Can you get pet insurance with pre-existing conditions?
Most pet insurance policies do not cover pre-existing conditions. Since pets are considered property, there are more restrictions and exclusions than apply to health insurance for humans. So the earlier you cover your pet, the greater chance you have of covering chronic illnesses that may develop later in life.
The costs of covering pre-existing conditions are high and since the average life expectancy is 10-12 years for dogs and 10-14 years for cats, pet insurance companies may not cover them. Some may cover pre-existing conditions if they are curable and your pet has not experienced the condition for a certain amount of time.
What is considered a pre-existing condition?
A pre-existing condition is any injury or illness your pet experiences before your policy’s waiting period is over. In other words, any medical condition that your pet has before the policy starts is not covered. This prevents pet owners from getting pet insurance right after a major injury or illness diagnosis. Pet insurance is used to cover a pet’s future illness or injuries, not those in the past.
So for example, if your dog breaks a leg before you enrolled in a pet insurance plan, then any expenses related to the injury will not be covered. Any future related treatments and expenses are also not covered. A condition is considered pre-existing even if your pet never visited a vet before it was officially diagnosed or treated. All that matters to the insurers is when your pet began to exhibit the first symptoms. There are typically two types of pre-existing conditions: curable and incurable.
Curable pre-existing conditions are illnesses or injuries that your pet was treated for and is no longer suffering from. Some pet insurance companies typically have a limit of 12 months to 24 months where your pet shows no symptoms for a condition to be considered cured.
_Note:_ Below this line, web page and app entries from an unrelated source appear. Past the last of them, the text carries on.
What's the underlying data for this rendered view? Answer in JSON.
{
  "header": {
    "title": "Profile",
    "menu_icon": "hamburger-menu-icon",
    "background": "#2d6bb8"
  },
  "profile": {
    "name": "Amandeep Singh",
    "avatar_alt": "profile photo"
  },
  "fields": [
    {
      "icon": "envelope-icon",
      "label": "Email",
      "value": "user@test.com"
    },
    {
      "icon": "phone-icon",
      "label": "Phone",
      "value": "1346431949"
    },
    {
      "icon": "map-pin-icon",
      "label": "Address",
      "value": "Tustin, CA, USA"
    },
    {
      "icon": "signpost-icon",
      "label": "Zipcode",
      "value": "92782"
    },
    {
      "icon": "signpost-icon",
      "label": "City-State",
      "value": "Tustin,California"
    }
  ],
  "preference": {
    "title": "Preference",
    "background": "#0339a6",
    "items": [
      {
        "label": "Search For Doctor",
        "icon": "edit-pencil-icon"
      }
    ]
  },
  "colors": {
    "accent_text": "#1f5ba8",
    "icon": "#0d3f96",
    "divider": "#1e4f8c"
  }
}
Some examples are:
- Respiratory infections
- Urinary tract/bladder infections
- Vomiting, diarrhea, and other gastrointestinal disorders
- Ear infections
- Other curable conditions
Incurable pre-existing conditions are illnesses or injuries that cannot be cured. They are ongoing conditions and must be managed. Just a few of the examples are:
- Urinary blockages
- Heart or kidney disease
- hip dysplasia
- Other chronic conditions
Bilateral conditions affect both sides of your pet’s body. Examples include hip dysplasia or a cruciate ligament tear. If a pet has a condition that impacts one side of their body, the chances are high that it will also impact their other side. So if your pet has a pre-existing bilateral condition on one side of their body, pet insurance companies typically will not cover the other side if symptoms arise.
How does an insurer determine a pre-existing condition?
Some pet insurance companies review the past 12 to 24 months of your pet’s life to establish pre-existing conditions. They typically will request a full medical exam and ask for past veterinary records.
Some plans do not cover certain breeds due to the fact they are predisposed to certain medical conditions. Different pet insurance providers may define and handle pre-existing conditions differently, so it is important to get quotes from several pet insurers and compare costs and coverages before choosing a plan.
Pet insurance cost with pre-existing conditions
No pet insurance company covers chronic pre-existing conditions. Some, however, will cover curable pre-existing conditions subject to certain limitations. The cost of pet insurance depends on many variables, including the type of pet, breed, sex, age, where you live, the different types of coverages offered, and your deductible. Here are the average costs for both accident-only and accident and illness (comprehensive) coverage.
Accident-only average premiums
- Annual: $218.13
- Monthly: $18.17
- Annual: $133.61
- Monthly: $11.13
Accident and illness average premiums
- Annual: $594.15
- Monthly: $49.51
- Annual: $341.81
- Monthly: $28.48
How to select the right pet insurance when dealing with pre-existing conditions
Not all pet insurance companies cover even curable pre-existing conditions. The first step is to find an insurer that does. It is important to understand what pre-existing conditions a pet insurance company classifies as curable or incurable. Once you have narrowed down your list of insurers to those that will cover a certain condition, the next step will be to compare the different types of coverage offered and get price quotes for policies. If you have a pet with pre-existing conditions, it is important to take good care of them to ensure they stay healthy. Keep up to date with vet check-ups and vaccinations, and offer good nutrition and exercise.
Getting pet insurance early on can minimize the potential that your pet develops a pre-existing condition that will not be covered. The earlier you cover your pet, the more peace of mind you will have. Enrolling your pet in a policy while they’re still healthy will improve their chances of being fully covered if something happens down the road. Even if your pet has a pre-existing condition, your pet is still eligible for pet insurance and any pre-existing condition should not stop you from considering coverage for other potential medical conditions that may happen later.
Pet insurance is structured similarly to health insurance for humans. They both include annual premiums, deductibles, annual limits, and copays. Pet insurance companies also have different riders that you can add, as well as additional coverage options. When considering pet insurance companies, be sure to compare the reputation, stability, customer service, and the claims process for each insurer.